#### Data for this task ####
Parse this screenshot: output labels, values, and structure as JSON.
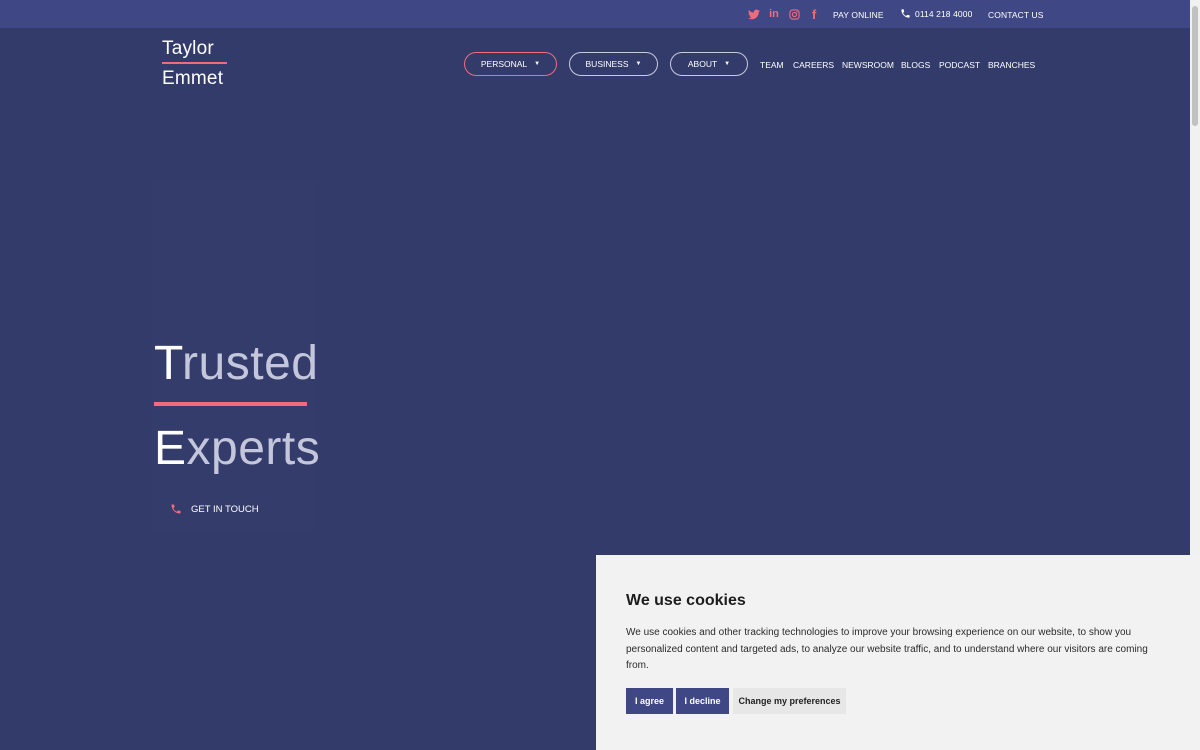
{
  "topbar": {
    "social": [
      {
        "name": "twitter-icon"
      },
      {
        "name": "linkedin-icon",
        "glyph": "in"
      },
      {
        "name": "instagram-icon"
      },
      {
        "name": "facebook-icon",
        "glyph": "f"
      }
    ],
    "pay_online": "PAY ONLINE",
    "phone": "0114 218 4000",
    "contact": "CONTACT US"
  },
  "logo": {
    "line1": "Taylor",
    "line2": "Emmet"
  },
  "nav": {
    "personal": "PERSONAL",
    "business": "BUSINESS",
    "about": "ABOUT",
    "caret": "▼",
    "team": "TEAM",
    "careers": "CAREERS",
    "newsroom": "NEWSROOM",
    "blogs": "BLOGS",
    "podcast": "PODCAST",
    "branches": "BRANCHES"
  },
  "hero": {
    "word1_first": "T",
    "word1_rest": "rusted",
    "word2_first": "E",
    "word2_rest": "xperts",
    "cta": "GET IN TOUCH"
  },
  "cookie": {
    "title": "We use cookies",
    "body": "We use cookies and other tracking technologies to improve your browsing experience on our website, to show you personalized content and targeted ads, to analyze our website traffic, and to understand where our visitors are coming from.",
    "agree": "I agree",
    "decline": "I decline",
    "preferences": "Change my preferences"
  },
  "colors": {
    "background": "#333b6a",
    "topbar": "#3f4885",
    "accent": "#f26a7e",
    "button": "#3f4885"
  }
}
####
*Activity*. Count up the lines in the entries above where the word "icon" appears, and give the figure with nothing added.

*Answer section*. 4